Therefore, prior to October 15, 1982, a local law, an ordinance, or a regulation for instance, establishing a search fee or a fee in excess of twenty-five cents per photocopy or higher than the actual cost of reproduction was valid. However, under the amendment, only an act of the State Legislature, a statute, would in my view permit the assessment of a fee higher than twenty-five cents per photocopy, a fee that exceeds the actual cost of reproducing records that cannot be photocopied, or any other fee, such as a fee for search. In addition, it has been confirmed judicially that fees inconsistent with the Freedom of Information Law may be validly charged only when the authority to do so is conferred by a statute [see Sheehan v. City of Syracuse, 521 NYS 2d 207 (1987)].
Further, the specific language of the Freedom of Information Law and the regulations promulgated by the Committee on Open Government indicate that, absent statutory authority, an agency may charge fees only for the reproduction of records. Section 87(1)(b) of the Freedom of Information Law states:
"Each agency shall promulgate rules and regulations in conformance with this article...and pursuant to such general rules and regulations as may be promulgated by the committee on open government in conformity with the provisions of this article, pertaining to the availability of records and procedures to be followed, including, but not limited to...
(iii) the fees for copies of records which shall not exceed twenty-five cents per photocopy not in excess of nine by fourteen inches, or the actual cost of reproducing any other record, except when a different fee is otherwise prescribed by statute."
The regulations promulgated by the Committee state in relevant part that:
"Except when a different fee is otherwise prescribed by statute:

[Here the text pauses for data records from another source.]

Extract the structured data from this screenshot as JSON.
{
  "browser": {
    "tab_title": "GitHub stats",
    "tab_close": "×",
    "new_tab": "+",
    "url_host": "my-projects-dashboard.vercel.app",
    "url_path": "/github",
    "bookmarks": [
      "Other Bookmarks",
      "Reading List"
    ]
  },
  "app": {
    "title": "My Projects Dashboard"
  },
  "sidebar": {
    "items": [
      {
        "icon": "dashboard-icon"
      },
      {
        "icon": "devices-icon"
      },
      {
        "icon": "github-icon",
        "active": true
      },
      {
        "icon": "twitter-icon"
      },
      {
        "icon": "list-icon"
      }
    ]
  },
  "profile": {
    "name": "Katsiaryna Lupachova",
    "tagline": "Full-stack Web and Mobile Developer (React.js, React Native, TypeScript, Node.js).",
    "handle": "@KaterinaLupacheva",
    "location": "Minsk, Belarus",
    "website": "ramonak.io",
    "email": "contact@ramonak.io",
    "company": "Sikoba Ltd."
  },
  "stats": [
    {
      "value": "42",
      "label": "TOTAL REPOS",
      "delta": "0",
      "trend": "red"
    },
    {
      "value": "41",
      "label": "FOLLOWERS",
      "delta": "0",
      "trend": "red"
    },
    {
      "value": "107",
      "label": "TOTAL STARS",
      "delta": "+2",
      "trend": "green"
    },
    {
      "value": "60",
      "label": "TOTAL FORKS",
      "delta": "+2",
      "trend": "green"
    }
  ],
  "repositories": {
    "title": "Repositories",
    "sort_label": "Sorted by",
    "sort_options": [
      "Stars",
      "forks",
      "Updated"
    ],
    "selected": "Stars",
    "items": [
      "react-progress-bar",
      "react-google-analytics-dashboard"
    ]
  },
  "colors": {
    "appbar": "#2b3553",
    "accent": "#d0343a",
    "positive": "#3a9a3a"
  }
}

(a) There shall be no fee charged for the following: (1) inspection of records; (2) search for records; or (3) any certification pursuant to this Part" (21 NYCRR 1401.8)."
Based upon the foregoing, it is likely that a fee for reproducing a computer printout would involve the cost of computer time, plus the cost of an information storage medium (i.e.,paper).
Although compliance with the Freedom of Information Law involves the use of public employees' time and perhaps other costs, the Court of Appeals has found that the Law is not intended to be given effect "on a cost-accounting basis", but rather that "Meeting the public's legitimate right of access to information concerning government is fulfillment of a governmental obligation, not the gift of, or waste of, public funds" [Doolan v. BOCES, 48 NY 2d 341, 347 (1979)].
I hope that I have been of some assistance.
Robert J. Freeman
cc: Frederick C. Lamy, Sheriff